Business

CHAMBER NEWS: Anti-spam rules create a buzz

The Canadian Chamber of Commerce is concerned about the new proposed anti-spam regulations for Canada.

Canadian anti-spam legislation (CASL) and the corresponding regulations have taken a ban-all approach to regulating commercial electronic messages (CEMs).

All e-mails, SMS texts, social media sent in a commercial context are captured.

The broad scope of CASL means that it will impact every single business, association, club, charitable organization and foundation that conducts activities in Canada.

Without significant modifications and exceptions, this legislation will impede commercial speech, an essential ingredient of market competitiveness and lead to reduced competition and higher prices.

The legislation will obligate the sender to obtain consent from the receiver prior to sending a CEM.

That consent may not be obtained by sending a CEM.

The definitions for consent are quite specific and are more demanding than existing privacy legislation.

The legislation also requires an opt-out mechanism in all CEMs which must be backstopped with a database with the details of all business/personal relationships and removals of consent.

Administrative penalties for non-compliance are heavy. The rules would provide powers for private parties to sue under the legislation.

After passing legislation, the government drafts regulations to enforce it. The law usually doesn’t come into effect until the regulations are approved by cabinet.

Before that happens, regulations are published in the Canada Gazette and interested parties can comment on them. That’s where these rules are now.

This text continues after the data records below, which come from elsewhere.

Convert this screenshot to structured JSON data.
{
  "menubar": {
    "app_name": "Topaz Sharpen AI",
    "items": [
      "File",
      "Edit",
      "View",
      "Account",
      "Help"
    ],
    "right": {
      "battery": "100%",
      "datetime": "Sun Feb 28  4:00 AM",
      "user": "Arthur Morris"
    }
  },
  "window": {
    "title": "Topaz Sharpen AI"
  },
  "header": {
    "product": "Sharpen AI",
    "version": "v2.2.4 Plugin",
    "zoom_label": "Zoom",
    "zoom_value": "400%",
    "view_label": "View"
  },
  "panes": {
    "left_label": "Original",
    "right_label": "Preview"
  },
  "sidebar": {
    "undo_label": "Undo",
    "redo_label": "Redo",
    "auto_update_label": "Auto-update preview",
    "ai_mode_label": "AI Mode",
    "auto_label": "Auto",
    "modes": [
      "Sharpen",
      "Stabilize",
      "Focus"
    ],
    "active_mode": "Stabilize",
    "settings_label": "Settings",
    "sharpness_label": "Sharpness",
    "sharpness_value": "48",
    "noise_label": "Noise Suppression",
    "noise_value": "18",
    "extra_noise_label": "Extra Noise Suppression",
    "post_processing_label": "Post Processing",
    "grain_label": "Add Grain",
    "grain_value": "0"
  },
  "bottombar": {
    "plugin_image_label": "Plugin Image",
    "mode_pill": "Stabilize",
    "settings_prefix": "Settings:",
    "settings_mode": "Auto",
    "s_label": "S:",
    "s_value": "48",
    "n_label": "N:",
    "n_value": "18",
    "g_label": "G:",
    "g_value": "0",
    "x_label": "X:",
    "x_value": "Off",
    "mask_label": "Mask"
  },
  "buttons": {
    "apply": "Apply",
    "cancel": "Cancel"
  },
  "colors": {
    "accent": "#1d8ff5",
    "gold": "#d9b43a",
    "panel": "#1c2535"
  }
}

They were published in the Canada Gazette Jan. 5 for a 30-day comment period. The law could come into effect sometime toward the end of 2013.

This legislation will also impose high compliance costs on businesses that may be ill-equipped to undertake them and will result in economic hardship for both business and not-for-profit organizations.

The result will be a corresponding negative impact on local economies.

In its current form, these regulations will impede innovation and competitiveness by needlessly channelling resources away from new ventures and opportunities and by slowing the regular updating of computer software and systems.

Ultimately, this legislation and the regulations in their current form will not solve the problem of nuisance/fraudulent messages or of nuisance/malicious software, which are generally initiated outside the jurisdictional reach of the Canadian Radio-television and Telecommunications Commission, the agency tasked with enforcement of the CASL.

Information about anti-spam can be found on the Industry Canada website at www.Fightspam.gc.ca/eic/site/030.nsf/eng/h_00211.html

To read more about the impacts of these proposed changes on organizations, visit the Canadian Chamber of Commerce at www.chamber.ca.

Or you can link to it from the Greater Vernon Chamber of Commerce at www.vernonchamber.ca, part of the Canadian chamber network.

George Duffy is general manager of the Greater Vernon Chamber of Commerce.

 

We encourage an open exchange of ideas on this story's topic, but we ask you to follow our guidelines for respecting community standards. Personal attacks, inappropriate language, and off-topic comments may be removed, and comment privileges revoked, per our Terms of Use. Please see our FAQ if you have questions or concerns about using Facebook to comment.

You might like ...

MP fends off criticism from opposition parties
 
Paralympians honoured
 
Golf courses take a swing at water rates
Liberals, NDP spar over MMBC recycling rollout
 
Prince Rupert council candidates face the public at first forum
 
Meet the candidates: Prince Rupert School District trustees
Hopeful city councillor candidates to host public panel tonight
 
Kelowna: Airport reports given overdose of false drama
 
Cities target gaps in care for mentally ill

Community Events, October 2014

Add an Event

Read the latest eEdition

Browse the print edition page by page, including stories and ads.

Oct 29 edition online now. Browse the archives.